Washington County reduces environmental charge; saves $450K annually
Washington County officials amended an ordinance last week that reduces environmental charges paid by residents by $250,000 this year and $450,000 in future years.
The solid waste management ordinance requires the county to collect an environmental charge from taxpayers through garbage bills. The charge will be reduced from 37.5 percent to 35 percent beginning July, a reflection of a downward trend that has continued since 2009, said Judy Hunter, senior program manager for public health and environment.
The department reviews the charge on a regular basis and recommended reducing it to 35 percent at a public hearing Tuesday, Feb. 25, after staff discovered the county was collecting more money than needed.
Some of the money is used to process household hazardous waste at the county’s environmental center in Woodbury and for recycling efforts at cities, schools and townships, Hunter said.
Garbage haulers who contract with the county are also given rebates capped at $8.4 million for resource recovery, she added. Material is separated into objects that can be used for fuel, for example.
Board chair Autumn Lehrke, who represents south Washington County, said public health staff recognized the county was collecting too much money, which is why they suggested the 2.5 percent reduction.
“The responsible thing to do is give that back to the taxpayers,” Lehrke said later in an interview.
This year’s reduction is less because it is going into effect mid-year.
Last week’s public hearing drew one comment from Matt Behning who suggested the county should eliminate the charge all together and said it’s not environmentally safe to continue burning trash.
Washington County shouldn’t continue “subsidizing an industry that can’t survive on its own” or collect 35 percent in taxes to support the service, he said.
But County Commissioner Gary Kriesel said many agencies receive public dollars including supermarkets and hospitals.
“There is a boatload of businesses out there that ultimately receive tax subsidies,” he said, noting that the environmental charge complies with state laws.
Commissioner Ted Bearth recalled practices from decades ago that deemed landfills environmentally safe.

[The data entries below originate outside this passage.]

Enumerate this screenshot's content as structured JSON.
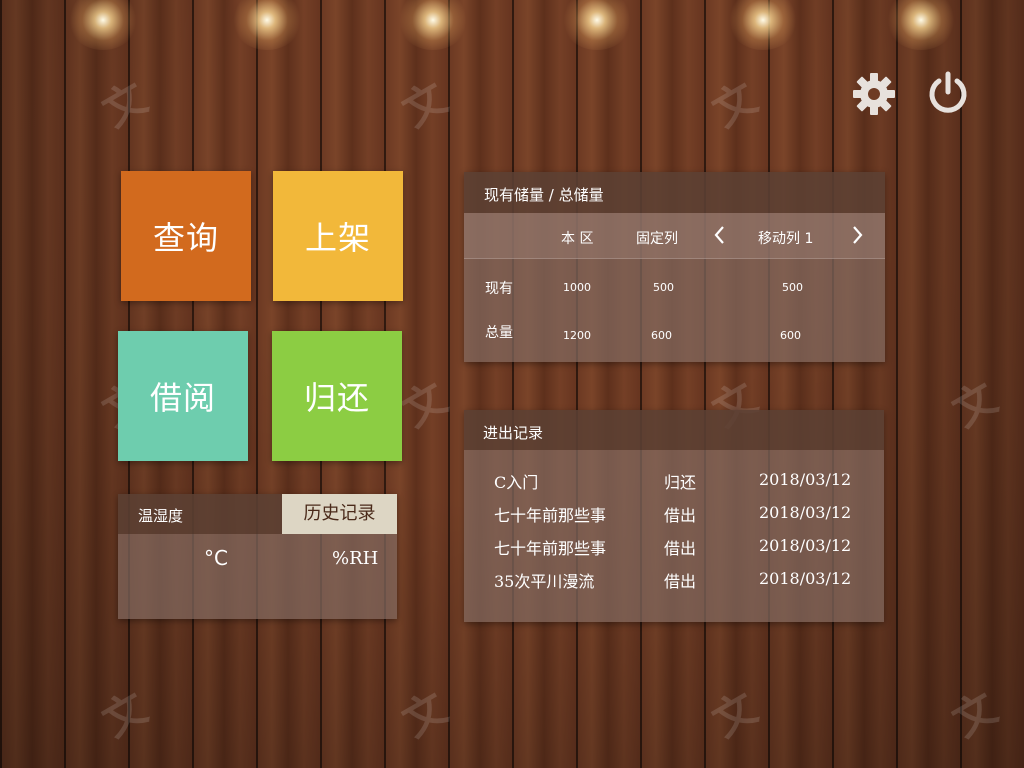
{
  "tiles": {
    "query": {
      "label": "查询",
      "color": "#d26a1e"
    },
    "shelve": {
      "label": "上架",
      "color": "#f2b83a"
    },
    "borrow": {
      "label": "借阅",
      "color": "#6ecdae"
    },
    "return": {
      "label": "归还",
      "color": "#8ccd43"
    }
  },
  "top_icons": {
    "settings": "gear-icon",
    "power": "power-icon"
  },
  "watermark_text": "文",
  "storage": {
    "title": "现有储量 / 总储量",
    "columns": {
      "zone": "本 区",
      "fixed": "固定列",
      "mobile": "移动列 1"
    },
    "rows": [
      {
        "label": "现有",
        "zone": "1000",
        "fixed": "500",
        "mobile": "500"
      },
      {
        "label": "总量",
        "zone": "1200",
        "fixed": "600",
        "mobile": "600"
      }
    ]
  },
  "climate": {
    "title": "温湿度",
    "history_button": "历史记录",
    "temp_unit": "°C",
    "humidity_unit": "%RH"
  },
  "records": {
    "title": "进出记录",
    "items": [
      {
        "name": "C入门",
        "action": "归还",
        "date": "2018/03/12"
      },
      {
        "name": "七十年前那些事",
        "action": "借出",
        "date": "2018/03/12"
      },
      {
        "name": "七十年前那些事",
        "action": "借出",
        "date": "2018/03/12"
      },
      {
        "name": "35次平川漫流",
        "action": "借出",
        "date": "2018/03/12"
      }
    ]
  }
}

He said the county’s waste management ordinance requires much safer alternatives.
“We have to be awfully careful of what we put in the ground,” he said. “The less we put in the ground, the better off.”
Kriesel echoed Bearth’s comments and said the ultimate goal is to protect groundwater resources which face future threats in terms of contamination and supply.
All licensed solid waste haulers were notified of the changes and will start billing with the new rates beginning July 1.